But, beginning in 2017, Perry’s condo HOA imposed special assessments for improvements to uncovered stairs and the roof. He says the association soon plans to repair the stucco, and repave the parking lot.
Why so many major improvement projects for a 20-year-old community?
My hunch: Either the original building materials and construction standards were low, or the non-PA homeowners simply want higher-quality finishes. Perhaps it’s a little of both.
More importantly, why didn’t the association set aside enough money in its reserve fund for the past two decades? If they had planned carefully, the association could have avoided large special assessments.
After all, one of the most important factors of keeping housing affordable is to save gradually for big-ticket projects in the future.
But, clearly, the City of Denver didn’t think about the inevitable rise in HOA fees, let alone special assessments. And the City has no control over budgets set by HOA boards.
Foreclosure voids the PA covenants
Another important fact that’s not prominently disclosed to home buyers: according to a lending agreement written by the City, if a home is sold in foreclosure by a lender or HOA, the Affordability Covenants expire.
In other words, once a home or condo is foreclosed, its resale price does not have to be limited by the City’s Permanently Affordable thresholds.
Here it is, in writing, in the Lender Guide:
The resale following a foreclosure can result in a tidy profit for the lender. Or a buyer can snatch up the home at foreclosure sale for a low price, then turn around and resell the home at current market rates. No price restrictions!
And, as for the City’s intervention in HOA foreclosures, it’s non-existent.
So, there’s even more perverse incentive for the HOA to foreclose on PA homes, in order to convert them to market rate homes with more affluent homeowners.
In a few years, if the HOA assessment gouging trend continues, Iris Hollow and other condo neighborhoods could eliminate Permanently Affordable homes one by one. Low and middle-income buyers will be forced out, one way or another.
That is, unless someone in the City of Denver wakes up and takes care of the fatal flaws in its Permanently Affordable housing program.

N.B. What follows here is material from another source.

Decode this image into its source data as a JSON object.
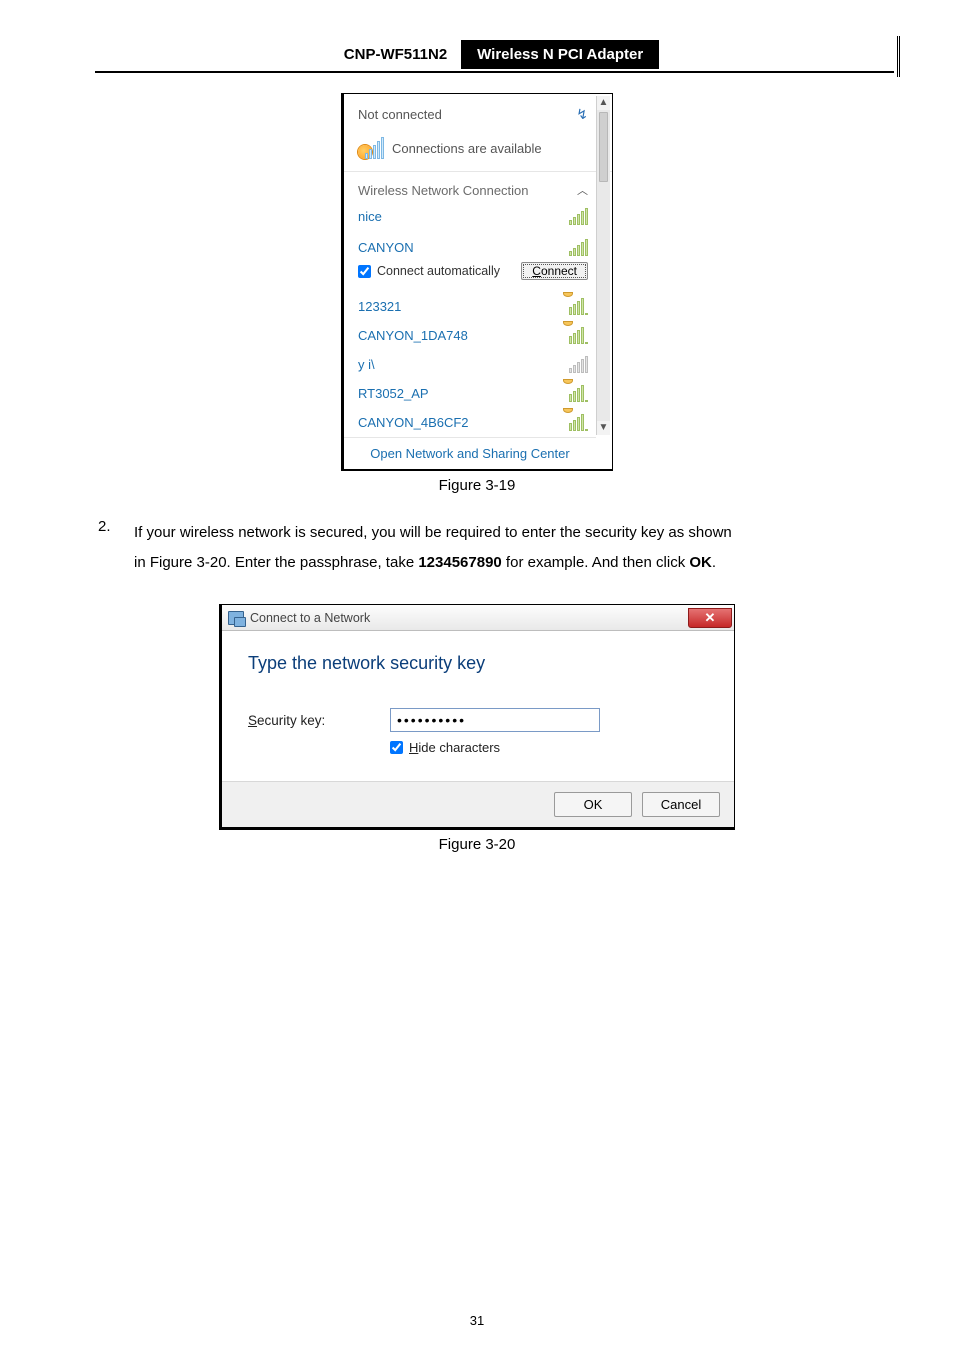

Link for Boulder’s Homeownership Programs
Lender guidelines note that price control covenants are no longer valid if the home is foreclosed.
Realtor commissions are limited to 2.5% (split in half 1.25%)